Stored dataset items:
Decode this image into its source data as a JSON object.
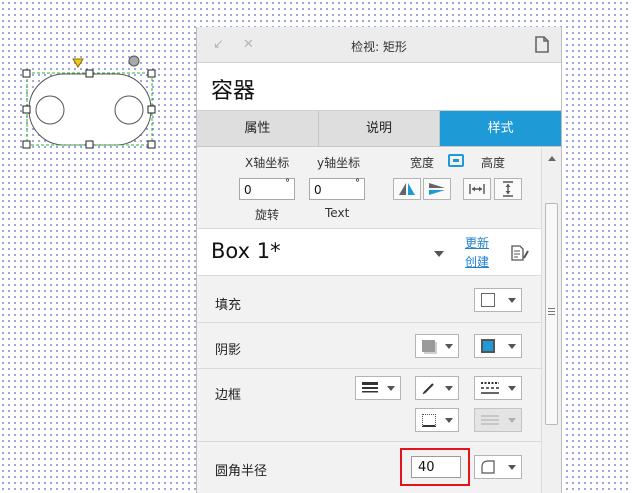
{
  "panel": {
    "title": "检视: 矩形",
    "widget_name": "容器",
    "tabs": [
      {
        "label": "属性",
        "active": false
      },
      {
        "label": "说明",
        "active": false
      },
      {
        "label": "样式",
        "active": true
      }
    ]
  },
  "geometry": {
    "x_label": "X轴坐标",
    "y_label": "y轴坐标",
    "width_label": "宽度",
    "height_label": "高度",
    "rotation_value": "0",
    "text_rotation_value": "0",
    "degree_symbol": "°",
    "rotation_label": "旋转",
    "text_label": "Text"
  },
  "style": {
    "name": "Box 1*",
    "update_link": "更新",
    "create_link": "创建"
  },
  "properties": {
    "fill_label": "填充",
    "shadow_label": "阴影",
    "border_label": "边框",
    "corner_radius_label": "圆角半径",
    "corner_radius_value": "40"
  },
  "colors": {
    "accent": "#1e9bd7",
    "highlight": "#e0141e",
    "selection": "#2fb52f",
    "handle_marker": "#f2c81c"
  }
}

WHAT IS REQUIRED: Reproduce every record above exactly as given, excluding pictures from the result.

TASK ANSWER:
Decode this image into its source data as a JSON object.
{
  "panel": {
    "title": "检视: 矩形",
    "widget_name": "容器",
    "tabs": [
      {
        "label": "属性",
        "active": false
      },
      {
        "label": "说明",
        "active": false
      },
      {
        "label": "样式",
        "active": true
      }
    ]
  },
  "geometry": {
    "x_label": "X轴坐标",
    "y_label": "y轴坐标",
    "width_label": "宽度",
    "height_label": "高度",
    "rotation_value": "0",
    "text_rotation_value": "0",
    "degree_symbol": "°",
    "rotation_label": "旋转",
    "text_label": "Text"
  },
  "style": {
    "name": "Box 1*",
    "update_link": "更新",
    "create_link": "创建"
  },
  "properties": {
    "fill_label": "填充",
    "shadow_label": "阴影",
    "border_label": "边框",
    "corner_radius_label": "圆角半径",
    "corner_radius_value": "40"
  },
  "colors": {
    "accent": "#1e9bd7",
    "highlight": "#e0141e",
    "selection": "#2fb52f",
    "handle_marker": "#f2c81c"
  }
}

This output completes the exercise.